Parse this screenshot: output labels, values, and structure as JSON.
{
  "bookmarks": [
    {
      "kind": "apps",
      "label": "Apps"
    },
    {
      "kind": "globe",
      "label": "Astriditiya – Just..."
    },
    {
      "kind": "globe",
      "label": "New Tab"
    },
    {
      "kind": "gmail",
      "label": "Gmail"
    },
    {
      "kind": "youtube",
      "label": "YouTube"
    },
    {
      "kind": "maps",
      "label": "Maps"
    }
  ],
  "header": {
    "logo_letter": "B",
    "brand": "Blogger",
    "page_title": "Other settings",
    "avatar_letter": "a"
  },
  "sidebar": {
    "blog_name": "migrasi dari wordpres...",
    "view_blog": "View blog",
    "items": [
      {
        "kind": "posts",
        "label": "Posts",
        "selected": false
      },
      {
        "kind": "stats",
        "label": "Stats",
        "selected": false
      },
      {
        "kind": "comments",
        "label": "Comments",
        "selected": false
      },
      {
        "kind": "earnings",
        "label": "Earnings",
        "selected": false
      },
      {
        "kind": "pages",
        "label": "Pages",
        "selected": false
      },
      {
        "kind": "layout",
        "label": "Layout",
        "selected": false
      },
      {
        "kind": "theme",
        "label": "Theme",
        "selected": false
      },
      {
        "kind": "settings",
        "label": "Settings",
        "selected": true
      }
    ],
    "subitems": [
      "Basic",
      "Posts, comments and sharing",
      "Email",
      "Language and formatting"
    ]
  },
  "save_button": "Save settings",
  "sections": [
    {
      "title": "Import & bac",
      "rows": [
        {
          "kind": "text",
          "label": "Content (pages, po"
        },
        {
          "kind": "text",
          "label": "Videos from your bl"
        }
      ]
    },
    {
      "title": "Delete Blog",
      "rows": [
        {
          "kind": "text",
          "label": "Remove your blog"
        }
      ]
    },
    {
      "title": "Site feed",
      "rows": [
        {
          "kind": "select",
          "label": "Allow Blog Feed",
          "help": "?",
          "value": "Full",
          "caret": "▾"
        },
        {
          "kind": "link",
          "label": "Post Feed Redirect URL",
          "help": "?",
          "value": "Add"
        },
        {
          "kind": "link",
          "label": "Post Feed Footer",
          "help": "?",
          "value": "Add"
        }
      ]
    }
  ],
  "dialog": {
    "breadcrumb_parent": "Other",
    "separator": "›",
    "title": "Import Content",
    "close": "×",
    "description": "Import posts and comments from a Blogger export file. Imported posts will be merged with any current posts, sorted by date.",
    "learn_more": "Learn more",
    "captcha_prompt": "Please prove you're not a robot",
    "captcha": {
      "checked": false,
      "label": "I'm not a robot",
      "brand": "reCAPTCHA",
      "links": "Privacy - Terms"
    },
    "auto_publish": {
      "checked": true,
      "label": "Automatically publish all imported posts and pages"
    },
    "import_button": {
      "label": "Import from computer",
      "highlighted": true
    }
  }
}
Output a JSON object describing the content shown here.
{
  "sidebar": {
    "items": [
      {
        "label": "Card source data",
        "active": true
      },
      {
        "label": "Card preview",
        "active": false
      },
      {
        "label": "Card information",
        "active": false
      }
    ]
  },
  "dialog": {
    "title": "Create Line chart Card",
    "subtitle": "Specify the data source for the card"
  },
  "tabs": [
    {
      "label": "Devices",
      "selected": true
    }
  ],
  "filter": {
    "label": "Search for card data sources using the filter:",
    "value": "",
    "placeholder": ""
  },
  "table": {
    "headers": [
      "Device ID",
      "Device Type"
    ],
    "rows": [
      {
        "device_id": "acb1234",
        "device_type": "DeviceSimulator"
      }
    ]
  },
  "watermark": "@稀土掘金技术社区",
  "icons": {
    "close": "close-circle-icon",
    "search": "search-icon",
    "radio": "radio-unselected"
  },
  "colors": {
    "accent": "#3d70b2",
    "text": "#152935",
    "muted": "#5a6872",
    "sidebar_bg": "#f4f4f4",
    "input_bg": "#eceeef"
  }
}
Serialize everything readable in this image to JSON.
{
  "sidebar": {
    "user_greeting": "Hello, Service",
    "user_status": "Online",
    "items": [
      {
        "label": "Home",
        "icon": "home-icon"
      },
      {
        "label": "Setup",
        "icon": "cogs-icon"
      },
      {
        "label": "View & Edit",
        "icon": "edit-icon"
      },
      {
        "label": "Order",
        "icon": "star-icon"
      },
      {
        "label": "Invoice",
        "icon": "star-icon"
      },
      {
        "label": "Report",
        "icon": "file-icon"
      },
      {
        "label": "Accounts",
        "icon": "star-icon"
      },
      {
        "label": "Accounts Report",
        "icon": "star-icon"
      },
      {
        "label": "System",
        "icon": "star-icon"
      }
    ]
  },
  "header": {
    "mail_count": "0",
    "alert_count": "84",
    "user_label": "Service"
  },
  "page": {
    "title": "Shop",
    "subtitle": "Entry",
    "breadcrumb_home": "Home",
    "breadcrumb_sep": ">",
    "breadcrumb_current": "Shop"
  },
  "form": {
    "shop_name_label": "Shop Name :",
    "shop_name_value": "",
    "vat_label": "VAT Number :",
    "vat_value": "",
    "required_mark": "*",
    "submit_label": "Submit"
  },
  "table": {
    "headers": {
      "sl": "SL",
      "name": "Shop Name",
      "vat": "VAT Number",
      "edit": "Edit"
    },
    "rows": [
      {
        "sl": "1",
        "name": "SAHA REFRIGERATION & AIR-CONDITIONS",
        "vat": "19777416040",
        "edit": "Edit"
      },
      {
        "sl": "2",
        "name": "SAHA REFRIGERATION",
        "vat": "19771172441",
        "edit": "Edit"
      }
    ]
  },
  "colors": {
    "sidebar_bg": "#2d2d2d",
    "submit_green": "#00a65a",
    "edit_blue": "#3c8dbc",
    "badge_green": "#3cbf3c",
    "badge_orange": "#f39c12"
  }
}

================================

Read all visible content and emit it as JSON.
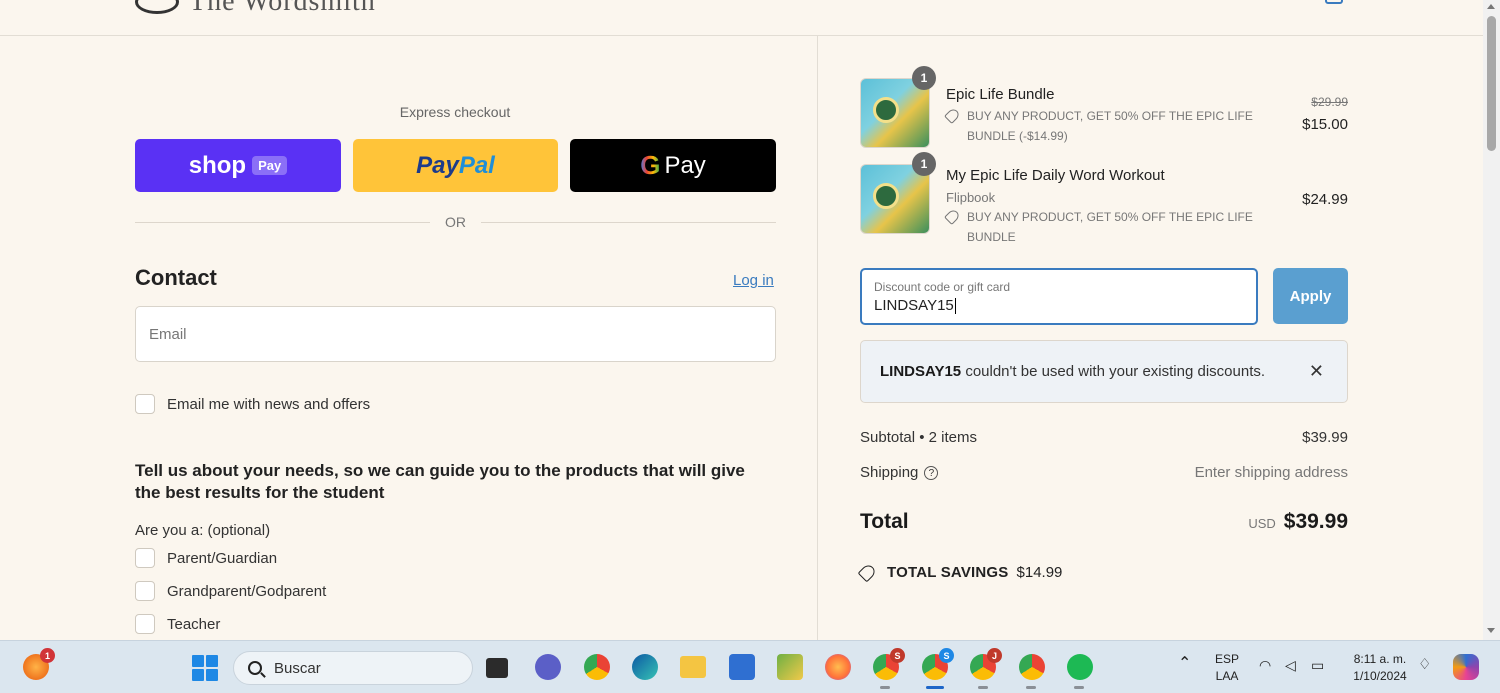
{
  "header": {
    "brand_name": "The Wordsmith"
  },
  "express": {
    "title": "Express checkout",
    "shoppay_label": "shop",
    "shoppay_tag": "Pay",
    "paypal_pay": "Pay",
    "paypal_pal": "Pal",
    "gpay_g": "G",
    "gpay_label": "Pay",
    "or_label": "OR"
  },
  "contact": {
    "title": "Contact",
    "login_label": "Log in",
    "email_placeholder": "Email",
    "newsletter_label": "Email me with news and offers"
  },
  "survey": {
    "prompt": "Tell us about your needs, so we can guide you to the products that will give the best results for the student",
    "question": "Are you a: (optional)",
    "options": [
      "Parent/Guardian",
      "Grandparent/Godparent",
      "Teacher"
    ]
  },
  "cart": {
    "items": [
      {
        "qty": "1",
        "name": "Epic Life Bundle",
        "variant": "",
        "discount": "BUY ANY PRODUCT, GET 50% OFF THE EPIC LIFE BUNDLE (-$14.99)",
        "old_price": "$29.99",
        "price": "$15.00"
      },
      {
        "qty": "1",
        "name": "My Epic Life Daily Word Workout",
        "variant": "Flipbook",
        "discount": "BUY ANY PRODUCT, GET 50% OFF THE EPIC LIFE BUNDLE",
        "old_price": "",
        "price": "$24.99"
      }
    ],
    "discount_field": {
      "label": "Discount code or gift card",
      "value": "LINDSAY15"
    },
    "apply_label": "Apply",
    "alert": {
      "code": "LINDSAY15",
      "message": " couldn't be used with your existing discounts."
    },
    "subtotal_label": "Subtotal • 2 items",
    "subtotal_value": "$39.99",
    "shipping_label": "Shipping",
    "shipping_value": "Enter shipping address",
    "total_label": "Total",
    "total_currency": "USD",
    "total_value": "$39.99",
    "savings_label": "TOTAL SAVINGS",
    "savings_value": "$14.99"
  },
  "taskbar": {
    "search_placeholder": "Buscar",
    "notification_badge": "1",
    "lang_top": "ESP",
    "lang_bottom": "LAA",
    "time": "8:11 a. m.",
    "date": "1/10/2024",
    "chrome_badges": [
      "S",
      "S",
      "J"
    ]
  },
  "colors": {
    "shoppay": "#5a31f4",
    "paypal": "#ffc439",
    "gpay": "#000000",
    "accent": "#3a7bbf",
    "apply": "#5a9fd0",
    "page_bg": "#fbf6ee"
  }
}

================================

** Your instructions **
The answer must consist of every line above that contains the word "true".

** Output of the task **
        "selected": true
      "checked": true,
      "highlighted": true
        "active": true
      "selected": true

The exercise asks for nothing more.